[just a short note from around May 20, 2014]
A person, we tend to say, is not simply an object. Each of us would be at least inclined to say about herself or himself “I am not just an object”.
What are we trying to say in such a case?
Maybe I should keep a journal of my talks with Răzvan (my older son, 7 y.o.). This Friday, after taking him from school, he told me: “I have learned that the brain is the most important organ in our bodies. It controls all the other organs and it controls you as well.”. He went on with “the brain does this” and “the brain does that” and “the brain knows that… ” and “the brain wants you to… “.
All my attempts to convince him that it was wrong to talk about a brain as if it was a person living in one’s head have failed. Trying to show him that this would be a conceptual mistake just did not work. And then I’ve told him that the problem with this way of talking was that one could always avoid responsibility for what one did – relegating it to the brain (“I did nothing wrong, my brain did.”).

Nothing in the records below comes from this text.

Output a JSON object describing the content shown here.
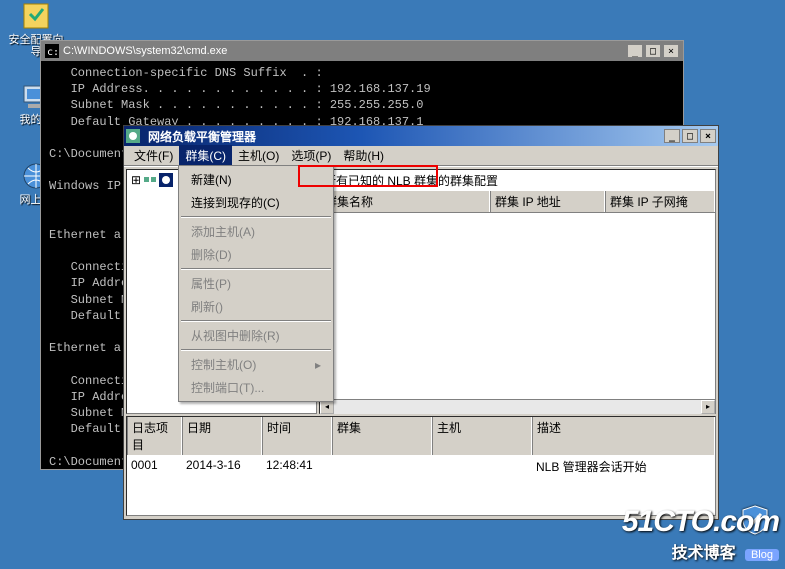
{
  "desktop": {
    "icons": [
      {
        "label": "安全配置向导"
      },
      {
        "label": "我的电"
      },
      {
        "label": "网上邻"
      }
    ]
  },
  "cmd": {
    "title": "C:\\WINDOWS\\system32\\cmd.exe",
    "lines": {
      "l0": "   Connection-specific DNS Suffix  . :",
      "l1": "   IP Address. . . . . . . . . . . . : 192.168.137.19",
      "l2": "   Subnet Mask . . . . . . . . . . . : 255.255.255.0",
      "l3": "   Default Gateway . . . . . . . . . : 192.168.137.1",
      "l4": "",
      "l5": "C:\\Document",
      "l6": "",
      "l7": "Windows IP",
      "l8": "",
      "l9": "",
      "l10": "Ethernet a",
      "l11": "",
      "l12": "   Connecti",
      "l13": "   IP Addre",
      "l14": "   Subnet M",
      "l15": "   Default ",
      "l16": "",
      "l17": "Ethernet a",
      "l18": "",
      "l19": "   Connecti",
      "l20": "   IP Addre",
      "l21": "   Subnet M",
      "l22": "   Default ",
      "l23": "",
      "l24": "C:\\Document"
    }
  },
  "nlb": {
    "title": "网络负载平衡管理器",
    "menus": {
      "file": "文件(F)",
      "cluster": "群集(C)",
      "host": "主机(O)",
      "options": "选项(P)",
      "help": "帮助(H)"
    },
    "dropdown": {
      "new": "新建(N)",
      "connect": "连接到现存的(C)",
      "addhost": "添加主机(A)",
      "delete": "删除(D)",
      "properties": "属性(P)",
      "refresh": "刷新()",
      "removefromview": "从视图中删除(R)",
      "controlhost": "控制主机(O)",
      "controlport": "控制端口(T)...",
      "arrow": "▸"
    },
    "list": {
      "caption": "所有已知的 NLB 群集的群集配置",
      "col1": "群集名称",
      "col2": "群集 IP 地址",
      "col3": "群集 IP 子网掩"
    },
    "log": {
      "h1": "日志项目",
      "h2": "日期",
      "h3": "时间",
      "h4": "群集",
      "h5": "主机",
      "h6": "描述",
      "rows": [
        {
          "id": "0001",
          "date": "2014-3-16",
          "time": "12:48:41",
          "cluster": "",
          "host": "",
          "desc": "NLB 管理器会话开始"
        }
      ]
    }
  },
  "watermark": {
    "line1": "51CTO.com",
    "line2": "技术博客",
    "tag": "Blog"
  }
}
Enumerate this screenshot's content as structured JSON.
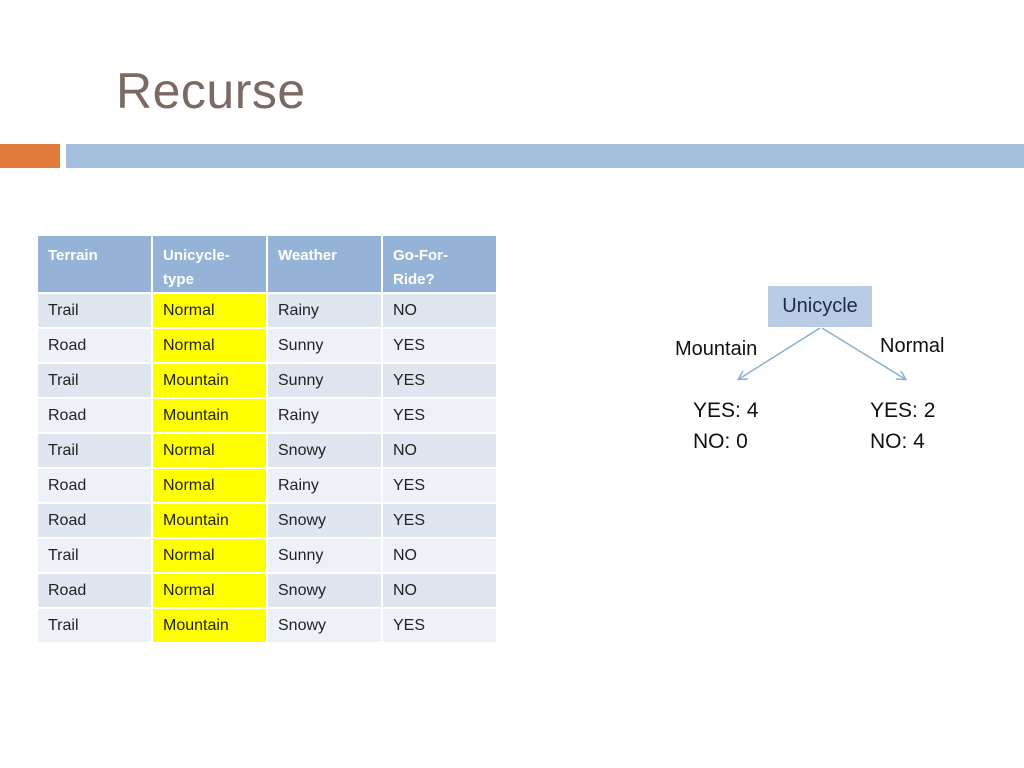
{
  "title": "Recurse",
  "table": {
    "headers": [
      [
        "Terrain"
      ],
      [
        "Unicycle-",
        "type"
      ],
      [
        "Weather"
      ],
      [
        "Go-For-",
        "Ride?"
      ]
    ],
    "rows": [
      [
        "Trail",
        "Normal",
        "Rainy",
        "NO"
      ],
      [
        "Road",
        "Normal",
        "Sunny",
        "YES"
      ],
      [
        "Trail",
        "Mountain",
        "Sunny",
        "YES"
      ],
      [
        "Road",
        "Mountain",
        "Rainy",
        "YES"
      ],
      [
        "Trail",
        "Normal",
        "Snowy",
        "NO"
      ],
      [
        "Road",
        "Normal",
        "Rainy",
        "YES"
      ],
      [
        "Road",
        "Mountain",
        "Snowy",
        "YES"
      ],
      [
        "Trail",
        "Normal",
        "Sunny",
        "NO"
      ],
      [
        "Road",
        "Normal",
        "Snowy",
        "NO"
      ],
      [
        "Trail",
        "Mountain",
        "Snowy",
        "YES"
      ]
    ]
  },
  "tree": {
    "root": "Unicycle",
    "left": {
      "branch": "Mountain",
      "yes": "YES: 4",
      "no": "NO: 0"
    },
    "right": {
      "branch": "Normal",
      "yes": "YES: 2",
      "no": "NO: 4"
    }
  },
  "colors": {
    "header_bg": "#95b3d7",
    "highlight": "#ffff00",
    "accent_orange": "#e07b3c",
    "accent_blue": "#a3bfdb",
    "node_bg": "#b8cce4",
    "arrow": "#8aaed6"
  }
}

This made sense to him. He said: “So maybe the teacher was wrong.” – “See”, I replied, “you don’t say that her brain was wrong”. He laughed. Problem solved. I think there is a philosophical moral to this.